"I've had a few school tours and it does work well."
While there are options to expand Colin's business further, supply chain issues have prevented him from reaching more customers.
"I did have orders from other countries that I couldn't meet," he says.
"I'm working on overcoming those challenges so I can meet the demand. Factories are set up for volume and can't segregate my meat properly."
Colin is also heavily involved in local pig producer groups and the Irish Pig Health Society, and he is on the board of a European pig producers' organisation.
"You have to be all-in on these things," he says. "Farming is a lifestyle more than a profession."
Colin Marry is adamant that farming can be made more environmentally friendly without compromising output.
He is all about finding uses for products that other farmers might discard. And he is particularly concerned about the overuse of antibiotics.
"Farming can be linear," he says. "Things go in and out and there's a lot of things involved that are not utilised. We need to look at these things to produce more.
"It doesn't happen overnight - you need a lot of time to adapt a traditional farm.
"When it comes to the environment, rather than reducing what we're doing, it's about looking at the connectiveness.
"The pig is the great recycler of food. In my case they reuse the by-products from the rapeseed and olive oil industry.
"In recent times focus has been on increasing production but now there is more of a realisation that sometimes we can go to far in one direction and forget about the overall connectiveness of the world, especially with the increased awareness of our carbon footprint.
"I think there are answers in farming, for example with the algae I was producing from the waste streams from pig production. But it would take a lot of investment in the long term to make it work. It's all about joined-up thinking."
When it comes to animal health, Colin stresses that there are options that don't involve over-using antibiotics.
"We try to improve pig health in the long term," he says. "There's pressure on using less antibiotics, so I'm looking for ways to improve the health of the animal without using antibiotics.
"I haven't used blanket feed or in-water antibiotics in several years, so if an individual animal needs treatment then they get an injection.
"I started using an algae supplement which improved the lactating pig health and in turn improved the suckling pig health."
Colin has previously stressed: "Healthy animals don't need antibiotics. Antibiotics are very important for the treatment of sick animals and I think farmers have a duty to try to protect the effectiveness of antibiotics for the future by using them responsibly and only when necessary.
"That is the message I would like to get out to farmers.

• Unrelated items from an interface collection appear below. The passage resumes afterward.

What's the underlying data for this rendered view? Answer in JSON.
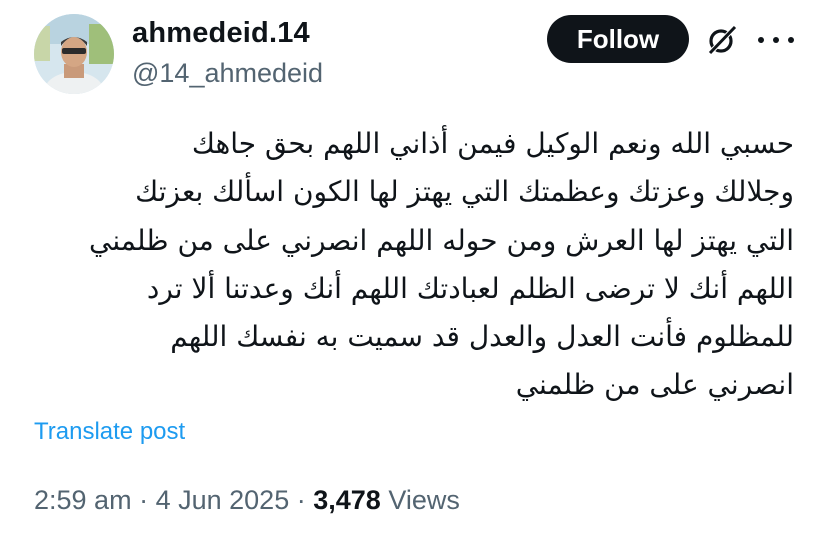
{
  "author": {
    "display_name": "ahmedeid.14",
    "handle": "@14_ahmedeid",
    "avatar_icon": "profile-photo"
  },
  "actions": {
    "follow_label": "Follow",
    "grok_icon": "grok-icon",
    "more_icon": "more-icon"
  },
  "post": {
    "lines": [
      "حسبي الله ونعم الوكيل فيمن أذاني اللهم بحق جاهك",
      "وجلالك وعزتك وعظمتك التي يهتز لها الكون اسألك بعزتك",
      "التي يهتز لها العرش ومن حوله اللهم انصرني على من ظلمني",
      "اللهم أنك لا ترضى الظلم لعبادتك اللهم أنك وعدتنا ألا ترد",
      "للمظلوم فأنت العدل والعدل قد سميت به نفسك اللهم",
      "انصرني على من ظلمني"
    ],
    "translate_label": "Translate post"
  },
  "meta": {
    "time": "2:59 am",
    "separator": "·",
    "date": "4 Jun 2025",
    "views_count": "3,478",
    "views_label": "Views"
  },
  "colors": {
    "text": "#0f1419",
    "secondary": "#536471",
    "link": "#1d9bf0",
    "button_bg": "#0f1419"
  }
}
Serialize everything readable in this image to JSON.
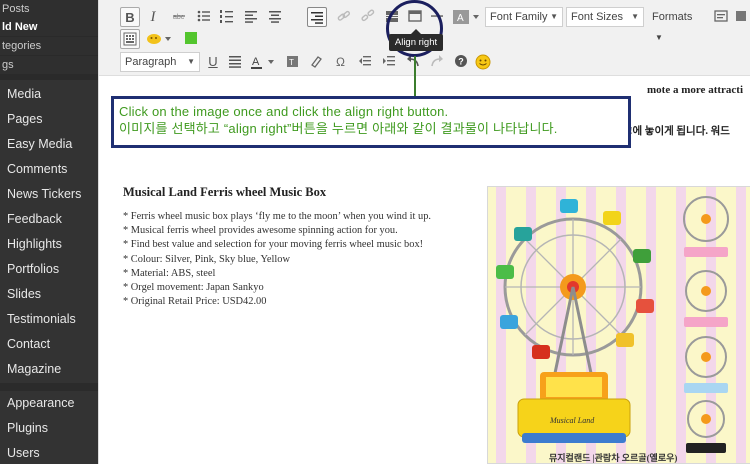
{
  "sidebar": {
    "submenu": [
      "Posts",
      "ld New",
      "tegories",
      "gs"
    ],
    "items": [
      "Media",
      "Pages",
      "Easy Media",
      "Comments",
      "News Tickers",
      "Feedback",
      "Highlights",
      "Portfolios",
      "Slides",
      "Testimonials",
      "Contact",
      "Magazine",
      "Appearance",
      "Plugins",
      "Users"
    ]
  },
  "toolbar": {
    "row1": {
      "bold": "B",
      "italic": "I",
      "font_family": "Font Family",
      "font_sizes": "Font Sizes",
      "formats": "Formats"
    },
    "row3": {
      "paragraph": "Paragraph",
      "underline": "U",
      "text_color_letter": "A"
    },
    "tooltip": "Align right",
    "icons": [
      "bold-icon",
      "italic-icon",
      "strikethrough-icon",
      "bullet-list-icon",
      "numbered-list-icon",
      "align-left-icon",
      "align-center-icon",
      "align-right-icon",
      "link-icon",
      "unlink-icon",
      "insert-more-icon",
      "fullscreen-icon",
      "horizontal-rule-icon",
      "text-color-icon",
      "kitchen-sink-icon",
      "emoticon-icon",
      "green-swatch-icon",
      "underline-icon",
      "justify-icon",
      "paste-text-icon",
      "eraser-icon",
      "special-char-icon",
      "outdent-icon",
      "indent-icon",
      "undo-icon",
      "redo-icon",
      "help-icon",
      "smiley-icon"
    ]
  },
  "content": {
    "truncated_line1": "mote a more attracti",
    "truncated_line2": "!에 놓이게 됩니다. 워드",
    "callout": {
      "line1": "Click on the image once and click the align right button.",
      "line2": "이미지를 선택하고 “align right”버튼을 누르면 아래와 같이 결과물이 나타납니다."
    },
    "product_title": "Musical Land Ferris wheel Music Box",
    "bullets": [
      "* Ferris wheel music box plays ‘fly me to the moon’ when you wind it up.",
      "* Musical ferris wheel provides awesome spinning action for you.",
      "* Find best value and selection for your moving ferris wheel music box!",
      "* Colour: Silver, Pink, Sky blue, Yellow",
      "* Material: ABS, steel",
      "* Orgel movement: Japan Sankyo",
      "* Original Retail Price: USD42.00"
    ],
    "image_caption": "뮤지컬랜드 |관람차 오르골(옐로우)",
    "image_logo_text": "Musical Land"
  },
  "colors": {
    "sidebar_bg": "#333333",
    "callout_border": "#1f2f72",
    "callout_text": "#3f9a1f",
    "annotation_circle": "#1b1f5e",
    "image_bg": "#fbf7c9",
    "image_stripe": "#f3d7ea"
  }
}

We need to make sure we use antibiotics in a careful and targeted way so that they continue to work well against the illnesses we need them for."